● STUDY MATERIAL
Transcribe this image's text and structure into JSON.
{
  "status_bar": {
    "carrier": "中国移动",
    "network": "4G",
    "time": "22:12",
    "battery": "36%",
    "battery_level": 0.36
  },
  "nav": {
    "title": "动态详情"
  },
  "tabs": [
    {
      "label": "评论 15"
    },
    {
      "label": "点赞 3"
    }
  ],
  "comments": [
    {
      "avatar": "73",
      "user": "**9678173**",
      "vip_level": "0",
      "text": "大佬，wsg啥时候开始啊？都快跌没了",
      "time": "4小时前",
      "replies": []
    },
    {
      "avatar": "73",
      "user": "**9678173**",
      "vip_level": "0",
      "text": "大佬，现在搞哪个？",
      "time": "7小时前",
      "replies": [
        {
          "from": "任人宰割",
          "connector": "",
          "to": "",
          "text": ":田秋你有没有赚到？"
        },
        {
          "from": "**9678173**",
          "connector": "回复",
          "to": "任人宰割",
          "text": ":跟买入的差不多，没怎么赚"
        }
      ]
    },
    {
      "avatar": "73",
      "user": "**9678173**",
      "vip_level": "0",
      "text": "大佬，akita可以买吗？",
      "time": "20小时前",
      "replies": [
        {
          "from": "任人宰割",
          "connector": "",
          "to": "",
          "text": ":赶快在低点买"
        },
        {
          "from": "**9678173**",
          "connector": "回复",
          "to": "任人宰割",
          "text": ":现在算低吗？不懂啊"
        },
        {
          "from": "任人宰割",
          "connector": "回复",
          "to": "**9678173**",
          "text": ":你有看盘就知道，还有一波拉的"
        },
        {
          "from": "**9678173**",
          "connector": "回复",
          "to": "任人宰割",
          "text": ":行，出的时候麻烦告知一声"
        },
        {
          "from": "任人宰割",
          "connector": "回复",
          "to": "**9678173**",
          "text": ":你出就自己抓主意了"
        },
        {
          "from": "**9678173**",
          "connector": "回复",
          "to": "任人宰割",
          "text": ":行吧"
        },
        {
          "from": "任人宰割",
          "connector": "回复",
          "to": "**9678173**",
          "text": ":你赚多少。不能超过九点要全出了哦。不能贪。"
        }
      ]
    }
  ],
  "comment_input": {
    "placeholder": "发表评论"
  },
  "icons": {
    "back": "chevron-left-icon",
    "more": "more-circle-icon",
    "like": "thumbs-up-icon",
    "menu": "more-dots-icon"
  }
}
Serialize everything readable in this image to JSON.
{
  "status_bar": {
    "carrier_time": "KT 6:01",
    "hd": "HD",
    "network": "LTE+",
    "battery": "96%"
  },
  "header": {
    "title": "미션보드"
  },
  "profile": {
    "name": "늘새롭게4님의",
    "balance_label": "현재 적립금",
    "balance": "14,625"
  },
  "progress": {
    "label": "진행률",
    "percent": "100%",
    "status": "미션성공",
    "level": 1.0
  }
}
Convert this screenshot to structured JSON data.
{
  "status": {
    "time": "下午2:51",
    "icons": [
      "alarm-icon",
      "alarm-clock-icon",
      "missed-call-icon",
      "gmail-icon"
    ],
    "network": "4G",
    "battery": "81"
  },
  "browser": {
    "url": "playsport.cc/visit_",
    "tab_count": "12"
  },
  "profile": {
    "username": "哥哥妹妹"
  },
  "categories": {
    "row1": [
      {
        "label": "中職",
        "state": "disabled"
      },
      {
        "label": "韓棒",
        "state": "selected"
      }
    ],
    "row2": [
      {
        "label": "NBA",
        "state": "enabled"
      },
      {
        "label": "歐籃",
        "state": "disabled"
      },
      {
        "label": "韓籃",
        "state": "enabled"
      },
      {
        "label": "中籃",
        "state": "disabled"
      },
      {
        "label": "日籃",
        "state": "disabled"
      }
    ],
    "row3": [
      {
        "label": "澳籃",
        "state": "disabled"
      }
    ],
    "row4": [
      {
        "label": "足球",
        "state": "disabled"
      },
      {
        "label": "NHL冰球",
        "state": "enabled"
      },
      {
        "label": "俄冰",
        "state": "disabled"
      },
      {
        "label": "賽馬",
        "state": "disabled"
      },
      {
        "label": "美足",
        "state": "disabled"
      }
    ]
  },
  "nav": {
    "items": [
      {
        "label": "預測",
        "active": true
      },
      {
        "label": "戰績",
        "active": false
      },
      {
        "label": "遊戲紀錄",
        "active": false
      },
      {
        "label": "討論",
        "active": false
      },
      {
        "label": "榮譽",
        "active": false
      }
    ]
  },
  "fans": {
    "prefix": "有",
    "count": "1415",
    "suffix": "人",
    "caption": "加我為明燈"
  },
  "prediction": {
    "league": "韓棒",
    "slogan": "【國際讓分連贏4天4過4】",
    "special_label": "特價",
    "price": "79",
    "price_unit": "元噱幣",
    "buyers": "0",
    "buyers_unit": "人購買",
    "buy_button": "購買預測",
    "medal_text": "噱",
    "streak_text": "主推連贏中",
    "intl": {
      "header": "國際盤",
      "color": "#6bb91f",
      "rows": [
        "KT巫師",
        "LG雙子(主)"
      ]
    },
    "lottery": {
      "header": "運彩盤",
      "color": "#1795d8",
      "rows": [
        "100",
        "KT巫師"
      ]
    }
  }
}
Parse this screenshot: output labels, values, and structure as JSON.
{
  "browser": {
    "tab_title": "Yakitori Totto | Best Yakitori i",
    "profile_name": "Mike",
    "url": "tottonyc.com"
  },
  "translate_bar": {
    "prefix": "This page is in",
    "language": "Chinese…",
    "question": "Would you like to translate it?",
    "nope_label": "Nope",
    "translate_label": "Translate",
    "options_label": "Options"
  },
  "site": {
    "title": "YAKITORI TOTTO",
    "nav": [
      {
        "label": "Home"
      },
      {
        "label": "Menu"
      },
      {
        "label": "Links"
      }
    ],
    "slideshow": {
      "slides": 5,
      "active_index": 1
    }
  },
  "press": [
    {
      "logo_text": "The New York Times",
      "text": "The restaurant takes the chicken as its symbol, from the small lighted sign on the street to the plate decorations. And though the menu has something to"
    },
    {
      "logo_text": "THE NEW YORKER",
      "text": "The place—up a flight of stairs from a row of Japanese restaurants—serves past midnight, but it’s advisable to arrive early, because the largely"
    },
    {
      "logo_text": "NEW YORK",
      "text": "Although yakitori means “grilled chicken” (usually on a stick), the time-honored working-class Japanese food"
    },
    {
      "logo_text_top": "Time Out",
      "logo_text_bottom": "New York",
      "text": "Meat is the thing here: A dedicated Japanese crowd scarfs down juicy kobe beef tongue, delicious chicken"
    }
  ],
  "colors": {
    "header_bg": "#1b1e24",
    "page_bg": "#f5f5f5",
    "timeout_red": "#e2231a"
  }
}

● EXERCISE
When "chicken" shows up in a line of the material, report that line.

● RESULT FOR THIS EXERCISE
      "text": "The restaurant takes the chicken as its symbol, from the small lighted sign on the street to the plate decorations. And though the menu has something to"
      "text": "Although yakitori means “grilled chicken” (usually on a stick), the time-honored working-class Japanese food"
      "text": "Meat is the thing here: A dedicated Japanese crowd scarfs down juicy kobe beef tongue, delicious chicken"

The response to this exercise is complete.